13 Nov 2007

The regulators of the 27 EU member countries have rejected calls by the European Commissioner for Information Society and Media, Viviane Reding, for a single telecoms regulator for the European Union. In a letter to Reding however, the European Regulators Group (ERG) of national regulatory authorities does advocate closer cooperation. Matthias Kurth, President of the German regulator Bundesnetzagentur (BNetzA) said, ‘National regulators are of the opinion that the decentralised structure is successful,’ adding that ERG members neither saw the necessity for a new authority nor that for a power of veto for the European Commission (EC) in regulatory decisions.

In an interview with German Spiegel magazine, Reding justified the plans for a EU regulatory authority as being a means for bringing down competitive barriers to create a free common market. ‘Today, national boundaries are a stumbling block for the telecommunications market in Europe,’ she said. Comparing the EU to the US and China, where ‘mobile networks range from San Francisco to New York… and from the Gobi Desert to Shanghai…and the same conditions apply to [all] phone calls’, she complained that the EU had 27 different systems. Reding is undeterred by the fact that the US and China are single countries, and the EU comprises 27 different countries. ‘Europe is more than ready for a single common telecommunications market,’ she said. To demonstrate potential benefits, she gave the example of the EU’s regulation of roaming charges which resulted in lower rates for international mobile calls.

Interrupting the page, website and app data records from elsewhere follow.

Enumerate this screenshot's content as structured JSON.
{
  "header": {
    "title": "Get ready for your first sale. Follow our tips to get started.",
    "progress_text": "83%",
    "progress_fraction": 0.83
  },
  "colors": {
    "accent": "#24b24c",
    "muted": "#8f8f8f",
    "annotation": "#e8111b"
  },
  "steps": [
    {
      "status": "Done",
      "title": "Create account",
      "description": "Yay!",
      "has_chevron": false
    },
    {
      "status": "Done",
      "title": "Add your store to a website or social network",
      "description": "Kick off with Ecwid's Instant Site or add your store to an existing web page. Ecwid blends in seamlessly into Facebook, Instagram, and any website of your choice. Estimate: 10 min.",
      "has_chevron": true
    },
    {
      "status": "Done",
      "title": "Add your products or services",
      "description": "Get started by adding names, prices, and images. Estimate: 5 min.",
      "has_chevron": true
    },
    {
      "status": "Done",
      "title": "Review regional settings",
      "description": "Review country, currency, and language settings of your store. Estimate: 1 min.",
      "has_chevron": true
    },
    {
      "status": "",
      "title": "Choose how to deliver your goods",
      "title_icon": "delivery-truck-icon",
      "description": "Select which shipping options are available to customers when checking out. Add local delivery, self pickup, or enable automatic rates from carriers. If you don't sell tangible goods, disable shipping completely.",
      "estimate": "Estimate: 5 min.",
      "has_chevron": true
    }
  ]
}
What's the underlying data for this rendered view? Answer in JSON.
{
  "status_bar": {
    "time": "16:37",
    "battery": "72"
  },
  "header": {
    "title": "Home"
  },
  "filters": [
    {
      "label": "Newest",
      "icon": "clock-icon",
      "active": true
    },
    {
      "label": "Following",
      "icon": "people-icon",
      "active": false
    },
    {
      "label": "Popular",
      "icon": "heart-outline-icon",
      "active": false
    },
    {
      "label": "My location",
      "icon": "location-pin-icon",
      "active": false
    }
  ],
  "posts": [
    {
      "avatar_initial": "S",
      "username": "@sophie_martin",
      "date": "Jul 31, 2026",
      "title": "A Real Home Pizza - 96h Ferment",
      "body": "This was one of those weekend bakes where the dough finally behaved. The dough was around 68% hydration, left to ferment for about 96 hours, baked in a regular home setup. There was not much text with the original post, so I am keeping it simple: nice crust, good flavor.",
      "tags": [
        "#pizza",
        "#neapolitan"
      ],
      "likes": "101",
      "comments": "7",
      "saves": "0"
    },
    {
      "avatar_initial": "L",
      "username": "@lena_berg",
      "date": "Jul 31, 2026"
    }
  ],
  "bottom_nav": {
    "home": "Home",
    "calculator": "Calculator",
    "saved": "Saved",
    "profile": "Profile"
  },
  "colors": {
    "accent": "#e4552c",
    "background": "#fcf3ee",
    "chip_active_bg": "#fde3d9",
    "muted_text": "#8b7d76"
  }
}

Kurth claims that even without intervention by EU regulators, rates had come down considerably through the cooperation of the national regulators. He also rejects the notion that broadband coverage in Germany is inadequate due to a lack of competition in the German telecommunications market. ‘Germany now has a broadband penetration which is above EU average,’ said Kurth, pointing to papers produced by the EU commission itself which state that Germany was one of the fastest growing DSL markets in Europe. In addition, Kurth pointed out that prices were decreasing rapidly in the telecoms market as a result of fierce competition rather than EU regulation, which in turn promoted demand.